------ Records to use
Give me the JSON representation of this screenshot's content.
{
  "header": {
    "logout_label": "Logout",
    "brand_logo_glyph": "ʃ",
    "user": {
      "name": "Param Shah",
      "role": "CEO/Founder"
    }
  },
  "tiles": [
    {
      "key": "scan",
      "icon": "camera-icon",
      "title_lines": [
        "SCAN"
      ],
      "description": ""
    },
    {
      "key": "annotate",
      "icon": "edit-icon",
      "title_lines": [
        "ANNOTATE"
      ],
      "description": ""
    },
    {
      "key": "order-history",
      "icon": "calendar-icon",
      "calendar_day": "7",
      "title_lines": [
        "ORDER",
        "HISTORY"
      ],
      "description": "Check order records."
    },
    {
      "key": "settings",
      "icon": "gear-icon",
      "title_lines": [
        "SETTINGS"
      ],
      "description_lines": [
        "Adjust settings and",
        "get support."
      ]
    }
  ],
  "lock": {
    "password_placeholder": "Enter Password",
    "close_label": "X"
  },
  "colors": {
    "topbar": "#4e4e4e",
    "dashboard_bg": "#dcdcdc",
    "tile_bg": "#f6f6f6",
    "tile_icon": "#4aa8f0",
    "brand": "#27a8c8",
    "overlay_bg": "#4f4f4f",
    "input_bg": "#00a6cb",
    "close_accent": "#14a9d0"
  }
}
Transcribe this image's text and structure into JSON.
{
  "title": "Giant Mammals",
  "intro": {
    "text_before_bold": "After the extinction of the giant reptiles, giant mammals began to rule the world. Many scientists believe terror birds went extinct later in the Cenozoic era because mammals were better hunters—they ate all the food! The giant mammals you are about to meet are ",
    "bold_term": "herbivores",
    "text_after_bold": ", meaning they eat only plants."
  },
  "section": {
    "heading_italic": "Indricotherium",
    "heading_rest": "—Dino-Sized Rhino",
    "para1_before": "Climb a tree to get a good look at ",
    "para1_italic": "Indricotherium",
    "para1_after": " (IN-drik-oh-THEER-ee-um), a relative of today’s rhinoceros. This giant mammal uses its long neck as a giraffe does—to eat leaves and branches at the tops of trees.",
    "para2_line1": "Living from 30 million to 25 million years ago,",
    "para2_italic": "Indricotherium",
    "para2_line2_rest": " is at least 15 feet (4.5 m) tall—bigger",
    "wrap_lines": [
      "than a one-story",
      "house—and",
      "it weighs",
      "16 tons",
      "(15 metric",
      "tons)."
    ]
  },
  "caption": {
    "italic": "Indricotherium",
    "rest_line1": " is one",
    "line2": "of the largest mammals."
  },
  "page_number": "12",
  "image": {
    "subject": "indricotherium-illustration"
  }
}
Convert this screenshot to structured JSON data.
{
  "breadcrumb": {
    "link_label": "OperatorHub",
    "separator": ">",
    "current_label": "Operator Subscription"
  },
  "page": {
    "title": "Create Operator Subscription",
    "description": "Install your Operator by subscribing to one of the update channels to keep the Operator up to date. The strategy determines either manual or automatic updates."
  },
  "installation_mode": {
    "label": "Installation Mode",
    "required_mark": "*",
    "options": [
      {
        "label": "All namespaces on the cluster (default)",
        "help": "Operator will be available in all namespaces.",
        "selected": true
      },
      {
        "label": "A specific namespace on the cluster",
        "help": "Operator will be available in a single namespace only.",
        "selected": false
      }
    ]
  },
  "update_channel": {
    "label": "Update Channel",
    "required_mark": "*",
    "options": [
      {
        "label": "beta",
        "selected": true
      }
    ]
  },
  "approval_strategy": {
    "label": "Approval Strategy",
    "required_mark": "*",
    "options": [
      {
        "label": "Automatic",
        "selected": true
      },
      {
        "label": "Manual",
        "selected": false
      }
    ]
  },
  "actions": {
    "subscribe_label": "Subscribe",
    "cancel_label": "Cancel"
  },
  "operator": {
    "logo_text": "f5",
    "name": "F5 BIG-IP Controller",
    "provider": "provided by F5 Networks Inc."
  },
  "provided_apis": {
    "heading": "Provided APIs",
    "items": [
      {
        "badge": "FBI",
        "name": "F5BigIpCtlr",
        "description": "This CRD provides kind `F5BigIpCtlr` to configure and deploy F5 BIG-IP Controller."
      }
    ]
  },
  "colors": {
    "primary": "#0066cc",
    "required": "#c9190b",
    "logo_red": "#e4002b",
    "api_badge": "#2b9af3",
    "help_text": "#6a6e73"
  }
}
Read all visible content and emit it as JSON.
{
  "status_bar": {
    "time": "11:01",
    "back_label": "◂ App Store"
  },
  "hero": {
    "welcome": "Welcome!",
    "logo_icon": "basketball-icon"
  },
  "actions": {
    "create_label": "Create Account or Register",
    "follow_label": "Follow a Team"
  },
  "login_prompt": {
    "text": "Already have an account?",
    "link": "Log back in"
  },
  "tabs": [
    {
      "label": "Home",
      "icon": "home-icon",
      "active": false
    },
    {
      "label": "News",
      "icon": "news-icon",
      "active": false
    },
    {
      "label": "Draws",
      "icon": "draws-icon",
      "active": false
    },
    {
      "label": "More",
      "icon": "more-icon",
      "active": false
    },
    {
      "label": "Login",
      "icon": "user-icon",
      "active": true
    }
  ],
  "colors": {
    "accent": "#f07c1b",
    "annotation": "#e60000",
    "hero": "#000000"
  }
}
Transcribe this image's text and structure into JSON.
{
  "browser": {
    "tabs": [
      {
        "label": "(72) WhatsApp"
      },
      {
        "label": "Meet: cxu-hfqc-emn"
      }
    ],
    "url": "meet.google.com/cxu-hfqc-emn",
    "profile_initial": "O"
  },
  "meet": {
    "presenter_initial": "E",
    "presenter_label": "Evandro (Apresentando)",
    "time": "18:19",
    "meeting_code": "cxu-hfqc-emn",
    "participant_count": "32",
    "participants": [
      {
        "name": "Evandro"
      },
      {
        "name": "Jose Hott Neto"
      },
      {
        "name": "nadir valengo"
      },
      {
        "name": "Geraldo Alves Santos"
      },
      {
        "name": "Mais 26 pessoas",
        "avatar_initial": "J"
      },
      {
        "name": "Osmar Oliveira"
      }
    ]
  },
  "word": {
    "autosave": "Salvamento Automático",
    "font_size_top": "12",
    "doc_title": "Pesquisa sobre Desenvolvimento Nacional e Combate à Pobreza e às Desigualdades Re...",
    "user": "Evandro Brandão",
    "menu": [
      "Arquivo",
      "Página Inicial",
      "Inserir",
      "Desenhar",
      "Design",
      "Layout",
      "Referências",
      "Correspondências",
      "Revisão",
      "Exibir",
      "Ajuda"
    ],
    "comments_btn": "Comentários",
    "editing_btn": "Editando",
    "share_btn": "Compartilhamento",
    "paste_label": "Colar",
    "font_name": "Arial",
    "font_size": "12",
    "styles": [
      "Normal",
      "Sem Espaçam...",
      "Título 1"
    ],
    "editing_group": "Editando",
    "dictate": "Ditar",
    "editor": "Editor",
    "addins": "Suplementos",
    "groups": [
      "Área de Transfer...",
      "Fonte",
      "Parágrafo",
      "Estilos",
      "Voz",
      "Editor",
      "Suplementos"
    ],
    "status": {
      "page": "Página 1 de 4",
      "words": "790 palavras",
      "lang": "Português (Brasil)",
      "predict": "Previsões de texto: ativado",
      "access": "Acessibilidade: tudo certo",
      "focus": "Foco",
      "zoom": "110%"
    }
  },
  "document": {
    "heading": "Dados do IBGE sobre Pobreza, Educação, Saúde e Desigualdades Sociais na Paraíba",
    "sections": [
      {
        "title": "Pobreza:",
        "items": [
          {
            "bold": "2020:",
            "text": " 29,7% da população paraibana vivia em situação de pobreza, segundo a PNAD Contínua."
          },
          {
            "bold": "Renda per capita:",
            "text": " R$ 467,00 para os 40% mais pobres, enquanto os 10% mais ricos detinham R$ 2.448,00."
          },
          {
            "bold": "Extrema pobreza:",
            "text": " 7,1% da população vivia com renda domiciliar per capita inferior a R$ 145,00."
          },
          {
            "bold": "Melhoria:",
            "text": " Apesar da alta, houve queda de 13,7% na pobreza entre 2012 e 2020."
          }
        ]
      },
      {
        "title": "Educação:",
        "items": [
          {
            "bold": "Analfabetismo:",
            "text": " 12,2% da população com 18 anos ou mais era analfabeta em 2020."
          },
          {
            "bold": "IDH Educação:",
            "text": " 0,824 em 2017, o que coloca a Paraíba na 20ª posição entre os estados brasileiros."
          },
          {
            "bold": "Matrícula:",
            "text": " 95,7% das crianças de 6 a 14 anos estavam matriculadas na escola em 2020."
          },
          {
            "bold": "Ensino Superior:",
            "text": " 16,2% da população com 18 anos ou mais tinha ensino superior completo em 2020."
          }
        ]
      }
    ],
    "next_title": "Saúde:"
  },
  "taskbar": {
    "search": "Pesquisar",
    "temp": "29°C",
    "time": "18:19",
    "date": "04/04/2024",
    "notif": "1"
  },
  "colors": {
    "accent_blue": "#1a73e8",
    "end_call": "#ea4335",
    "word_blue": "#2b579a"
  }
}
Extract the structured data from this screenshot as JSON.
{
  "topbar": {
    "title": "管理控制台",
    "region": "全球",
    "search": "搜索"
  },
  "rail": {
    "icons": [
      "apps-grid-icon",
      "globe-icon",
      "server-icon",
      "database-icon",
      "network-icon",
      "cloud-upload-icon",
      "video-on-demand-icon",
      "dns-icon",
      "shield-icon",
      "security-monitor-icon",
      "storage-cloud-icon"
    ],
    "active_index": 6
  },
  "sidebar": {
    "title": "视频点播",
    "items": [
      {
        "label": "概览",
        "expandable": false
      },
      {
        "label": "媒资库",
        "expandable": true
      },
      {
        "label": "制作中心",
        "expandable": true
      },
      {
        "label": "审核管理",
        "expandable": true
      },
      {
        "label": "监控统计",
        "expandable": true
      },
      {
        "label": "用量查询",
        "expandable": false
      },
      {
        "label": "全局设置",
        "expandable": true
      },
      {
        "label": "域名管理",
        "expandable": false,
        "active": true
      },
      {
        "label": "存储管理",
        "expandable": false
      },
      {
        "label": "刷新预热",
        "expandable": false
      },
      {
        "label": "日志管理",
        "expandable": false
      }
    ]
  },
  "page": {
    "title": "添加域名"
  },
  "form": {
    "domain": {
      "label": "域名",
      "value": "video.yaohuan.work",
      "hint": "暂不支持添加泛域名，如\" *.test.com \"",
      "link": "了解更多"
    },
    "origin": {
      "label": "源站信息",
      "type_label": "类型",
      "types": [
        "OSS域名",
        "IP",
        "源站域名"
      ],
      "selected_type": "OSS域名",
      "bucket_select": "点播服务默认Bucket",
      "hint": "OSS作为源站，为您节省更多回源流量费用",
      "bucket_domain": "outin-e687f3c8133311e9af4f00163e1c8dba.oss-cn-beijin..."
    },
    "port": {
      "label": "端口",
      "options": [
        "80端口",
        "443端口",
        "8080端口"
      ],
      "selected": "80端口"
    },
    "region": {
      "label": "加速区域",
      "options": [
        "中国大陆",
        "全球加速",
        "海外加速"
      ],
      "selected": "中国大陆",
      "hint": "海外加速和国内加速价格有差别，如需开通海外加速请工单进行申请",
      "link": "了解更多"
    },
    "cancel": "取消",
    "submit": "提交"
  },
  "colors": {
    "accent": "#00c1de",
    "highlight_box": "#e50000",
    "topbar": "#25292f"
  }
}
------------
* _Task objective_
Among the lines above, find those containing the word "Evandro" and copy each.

* _Output of the task_
    "presenter_label": "Evandro (Apresentando)",
        "name": "Evandro"
    "user": "Evandro Brandão",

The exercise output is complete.